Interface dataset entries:
###
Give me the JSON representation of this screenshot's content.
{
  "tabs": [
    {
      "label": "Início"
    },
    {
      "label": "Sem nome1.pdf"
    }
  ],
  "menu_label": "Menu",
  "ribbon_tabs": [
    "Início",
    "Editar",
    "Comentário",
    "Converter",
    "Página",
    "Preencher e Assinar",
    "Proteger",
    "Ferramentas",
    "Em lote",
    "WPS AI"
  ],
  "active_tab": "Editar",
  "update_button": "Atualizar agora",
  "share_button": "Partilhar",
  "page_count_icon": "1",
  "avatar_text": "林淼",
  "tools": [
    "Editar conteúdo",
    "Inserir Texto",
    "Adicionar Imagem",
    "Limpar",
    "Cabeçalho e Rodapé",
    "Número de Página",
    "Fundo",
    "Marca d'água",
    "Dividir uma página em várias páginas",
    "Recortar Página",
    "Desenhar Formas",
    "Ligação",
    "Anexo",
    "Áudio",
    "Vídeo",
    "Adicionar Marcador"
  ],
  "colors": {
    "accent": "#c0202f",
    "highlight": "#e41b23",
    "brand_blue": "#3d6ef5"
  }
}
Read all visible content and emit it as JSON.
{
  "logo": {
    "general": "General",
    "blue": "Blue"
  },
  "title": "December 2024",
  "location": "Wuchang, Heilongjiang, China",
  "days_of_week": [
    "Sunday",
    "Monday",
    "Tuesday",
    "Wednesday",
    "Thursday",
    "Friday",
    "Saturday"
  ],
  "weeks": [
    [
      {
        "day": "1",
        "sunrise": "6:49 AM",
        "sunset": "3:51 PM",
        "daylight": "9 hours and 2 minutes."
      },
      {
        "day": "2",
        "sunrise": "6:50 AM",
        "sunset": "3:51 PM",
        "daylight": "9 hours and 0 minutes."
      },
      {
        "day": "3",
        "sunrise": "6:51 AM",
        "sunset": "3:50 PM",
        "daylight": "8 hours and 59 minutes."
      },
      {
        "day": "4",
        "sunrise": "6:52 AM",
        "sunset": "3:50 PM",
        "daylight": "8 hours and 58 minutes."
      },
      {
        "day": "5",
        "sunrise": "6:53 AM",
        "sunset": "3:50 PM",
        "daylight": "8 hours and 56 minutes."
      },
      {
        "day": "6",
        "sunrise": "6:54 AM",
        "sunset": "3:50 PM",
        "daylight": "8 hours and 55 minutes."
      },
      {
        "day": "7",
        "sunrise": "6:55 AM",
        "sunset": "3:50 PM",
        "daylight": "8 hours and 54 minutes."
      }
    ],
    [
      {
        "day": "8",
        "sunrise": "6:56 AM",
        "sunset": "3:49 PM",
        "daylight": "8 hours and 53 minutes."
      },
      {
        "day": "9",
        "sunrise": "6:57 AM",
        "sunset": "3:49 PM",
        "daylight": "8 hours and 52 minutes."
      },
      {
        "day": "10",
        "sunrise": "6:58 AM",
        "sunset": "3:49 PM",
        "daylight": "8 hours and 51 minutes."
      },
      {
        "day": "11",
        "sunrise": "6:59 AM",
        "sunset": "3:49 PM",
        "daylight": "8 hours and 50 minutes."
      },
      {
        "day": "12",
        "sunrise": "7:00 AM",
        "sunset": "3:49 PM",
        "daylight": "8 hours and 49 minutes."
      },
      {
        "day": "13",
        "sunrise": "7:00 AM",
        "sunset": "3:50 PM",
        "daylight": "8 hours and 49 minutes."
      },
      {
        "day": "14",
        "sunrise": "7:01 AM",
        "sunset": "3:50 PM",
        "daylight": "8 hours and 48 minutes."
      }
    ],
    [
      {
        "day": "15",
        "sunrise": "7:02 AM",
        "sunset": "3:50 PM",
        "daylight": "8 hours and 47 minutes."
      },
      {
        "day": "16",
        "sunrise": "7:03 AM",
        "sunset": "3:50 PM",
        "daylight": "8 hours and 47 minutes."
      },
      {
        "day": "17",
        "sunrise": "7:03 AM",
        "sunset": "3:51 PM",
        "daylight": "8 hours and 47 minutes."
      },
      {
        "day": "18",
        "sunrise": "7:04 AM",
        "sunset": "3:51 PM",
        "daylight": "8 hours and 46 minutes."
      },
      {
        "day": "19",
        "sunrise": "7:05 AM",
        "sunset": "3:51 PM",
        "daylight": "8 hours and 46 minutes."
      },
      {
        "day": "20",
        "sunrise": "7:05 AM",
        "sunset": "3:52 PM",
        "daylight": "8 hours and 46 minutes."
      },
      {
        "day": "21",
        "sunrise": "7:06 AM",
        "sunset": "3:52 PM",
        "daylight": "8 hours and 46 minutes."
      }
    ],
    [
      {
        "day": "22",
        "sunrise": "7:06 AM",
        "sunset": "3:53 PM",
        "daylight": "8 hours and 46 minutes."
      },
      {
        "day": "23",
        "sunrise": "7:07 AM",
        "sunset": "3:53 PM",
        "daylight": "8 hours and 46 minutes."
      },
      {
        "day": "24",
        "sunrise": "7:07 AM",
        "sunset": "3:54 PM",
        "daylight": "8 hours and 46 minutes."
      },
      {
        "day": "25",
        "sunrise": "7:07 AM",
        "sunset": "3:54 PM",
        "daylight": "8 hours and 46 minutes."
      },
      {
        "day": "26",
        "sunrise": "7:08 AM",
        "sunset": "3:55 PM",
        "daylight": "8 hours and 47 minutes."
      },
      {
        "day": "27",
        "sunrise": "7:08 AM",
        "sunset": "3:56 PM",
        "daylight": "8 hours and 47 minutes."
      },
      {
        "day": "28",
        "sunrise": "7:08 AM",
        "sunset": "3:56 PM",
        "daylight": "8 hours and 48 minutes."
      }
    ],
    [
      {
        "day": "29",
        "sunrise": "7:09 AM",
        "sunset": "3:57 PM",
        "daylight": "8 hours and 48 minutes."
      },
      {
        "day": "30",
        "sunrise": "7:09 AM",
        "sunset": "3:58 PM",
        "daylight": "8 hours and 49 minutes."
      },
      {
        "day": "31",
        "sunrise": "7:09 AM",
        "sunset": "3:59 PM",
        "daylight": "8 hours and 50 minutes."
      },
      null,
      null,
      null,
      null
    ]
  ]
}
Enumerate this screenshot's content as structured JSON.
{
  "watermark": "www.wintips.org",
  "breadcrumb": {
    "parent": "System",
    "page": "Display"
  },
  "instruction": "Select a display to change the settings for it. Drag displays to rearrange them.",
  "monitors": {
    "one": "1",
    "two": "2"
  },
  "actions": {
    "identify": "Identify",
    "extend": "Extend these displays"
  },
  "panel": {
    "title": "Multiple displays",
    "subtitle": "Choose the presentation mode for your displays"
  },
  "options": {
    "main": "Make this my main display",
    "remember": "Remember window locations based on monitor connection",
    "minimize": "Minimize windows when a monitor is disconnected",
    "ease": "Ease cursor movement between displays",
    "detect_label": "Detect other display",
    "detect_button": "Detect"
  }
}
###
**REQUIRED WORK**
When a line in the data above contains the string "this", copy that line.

**OUTPUT OF THE TASK**
Give me the JSON representation of this screenshot's content.
Enumerate this screenshot's content as structured JSON.
    "main": "Make this my main display",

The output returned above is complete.